When is it recommendable to have surgery on carpometacarpal osteoarthritis (rhizarthrosis)?
Surgery should be considered in cases of persisting or even increasing pain in the thumb saddle joint, if previously administered conservative therapy did not bring any relief.
Another reason to opt for surgery is when the adjacent joint – the thumb basal joint – shows signs of increasing and disruptive overstretching.
Does surgery on the thumb saddle joint mean joint fusion?
No! In former times fusing a joint as treatment for carpometacarpal osteoarthritis used to be common practice. Today most hand surgeons only in exceptional cases practice arthrodesis, for example in case of osteoarthritis as a result of an accident.
Does surgery on carpometacarpal osteoarthritis involve the implant of an artificial joint?

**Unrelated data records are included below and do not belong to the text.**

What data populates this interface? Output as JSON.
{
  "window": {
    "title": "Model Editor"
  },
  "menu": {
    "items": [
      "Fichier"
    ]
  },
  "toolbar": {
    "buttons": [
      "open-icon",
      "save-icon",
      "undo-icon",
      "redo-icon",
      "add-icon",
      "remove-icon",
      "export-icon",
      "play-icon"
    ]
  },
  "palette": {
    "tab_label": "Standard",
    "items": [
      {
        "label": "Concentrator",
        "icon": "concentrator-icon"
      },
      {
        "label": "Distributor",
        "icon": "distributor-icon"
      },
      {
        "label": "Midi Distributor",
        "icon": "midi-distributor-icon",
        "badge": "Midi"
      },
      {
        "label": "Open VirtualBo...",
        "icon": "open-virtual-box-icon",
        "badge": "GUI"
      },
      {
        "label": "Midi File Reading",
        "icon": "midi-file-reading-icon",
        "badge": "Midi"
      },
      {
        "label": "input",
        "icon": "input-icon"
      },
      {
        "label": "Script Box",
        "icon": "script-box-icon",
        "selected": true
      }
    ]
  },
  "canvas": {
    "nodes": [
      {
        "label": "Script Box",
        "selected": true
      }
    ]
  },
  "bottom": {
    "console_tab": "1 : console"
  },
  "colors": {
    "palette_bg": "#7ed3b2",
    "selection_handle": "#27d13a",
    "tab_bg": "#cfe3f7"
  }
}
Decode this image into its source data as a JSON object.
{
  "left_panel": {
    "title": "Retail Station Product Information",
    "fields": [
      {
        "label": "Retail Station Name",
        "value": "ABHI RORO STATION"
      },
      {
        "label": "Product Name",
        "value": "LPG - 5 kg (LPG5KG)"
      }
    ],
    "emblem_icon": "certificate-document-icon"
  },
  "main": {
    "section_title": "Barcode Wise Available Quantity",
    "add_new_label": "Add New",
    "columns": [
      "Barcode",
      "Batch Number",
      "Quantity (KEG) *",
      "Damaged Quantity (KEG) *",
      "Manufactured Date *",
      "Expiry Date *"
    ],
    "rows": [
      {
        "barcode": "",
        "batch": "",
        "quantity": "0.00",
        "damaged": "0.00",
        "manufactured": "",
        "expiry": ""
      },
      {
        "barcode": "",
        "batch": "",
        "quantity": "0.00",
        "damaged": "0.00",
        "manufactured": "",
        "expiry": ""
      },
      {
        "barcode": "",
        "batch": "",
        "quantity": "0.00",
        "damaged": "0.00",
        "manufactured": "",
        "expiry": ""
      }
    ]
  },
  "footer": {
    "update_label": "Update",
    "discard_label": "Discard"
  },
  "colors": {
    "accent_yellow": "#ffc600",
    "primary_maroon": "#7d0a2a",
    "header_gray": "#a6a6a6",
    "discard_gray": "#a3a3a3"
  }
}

Theoretically this is possible and some hand surgeons indeed do practice this approach.
Why do only few hand surgeons perform this procedure? Is the implanting process that difficult?
Implanting a prosthesis into a thumb saddle joint certainly is not more difficult than the more commonly selected standard procedure preferred by most hand surgeons.
Many hand surgeons dislike this approach because it often seems to bring favorable results during the first years – only to create a number of issues linked to the prosthesis in the following years.
Even progress in design and material used in artificial joints cannot take away from the fact that an artificial joint only has limited durability vs an organic joint meaning that sometime down the road an oftentimes complicated replacement procedure may become inevitable.
Artificial joint implants may become loose, some may break, others may get pushed out of their correct position (luxate) due to the huge amount of strain placed onto the thumb saddle joint.
All these scenarios will make an additional surgical procedure unavoidable.
Such follow-up procedure oftentimes bears a variety of risks. The image above shows a possible complication related to a required second intervention. The prosthesis could only partially be removed. The shaft of the prosthesis remained in the thumb as it grew tight with the bone and could not be removed.
How can one avoid issues with limited durability of artificial joints used in thumb saddle joints?
Most hand surgeons prefer procedures that imply the removal of the trapezium bone while fixating the thumb with a tendon.
My guess is that about 90% of hand surgeons select this approach along with its variations.
The aforementioned surgery is referred to as Epping resection-suspension arthroplasty procedure.
If I cannot make up my mind to agree to surgery, will postponing the procedure lead to disadvantages later on?
Typically there are no disadvantages in postponing surgery on rhizarthrosis. After all, the procedure aims at removing the thumb saddle joint to replace it. (Regardless whether by tendon material or artificial joint). The degree of damage caused to the joint due to carpometacarpal osteoarthritis does not impact the result on the newly constructed thumb saddle joint.
Only if there is a tendency to overstretch the thumb basal joint one should not wait too long to avoid hyperextension deformity of the thumb.
In summarizing, surgery on a thumb saddle joint should only seriously be considered if you suffer of persisting and life quality altering discomfort.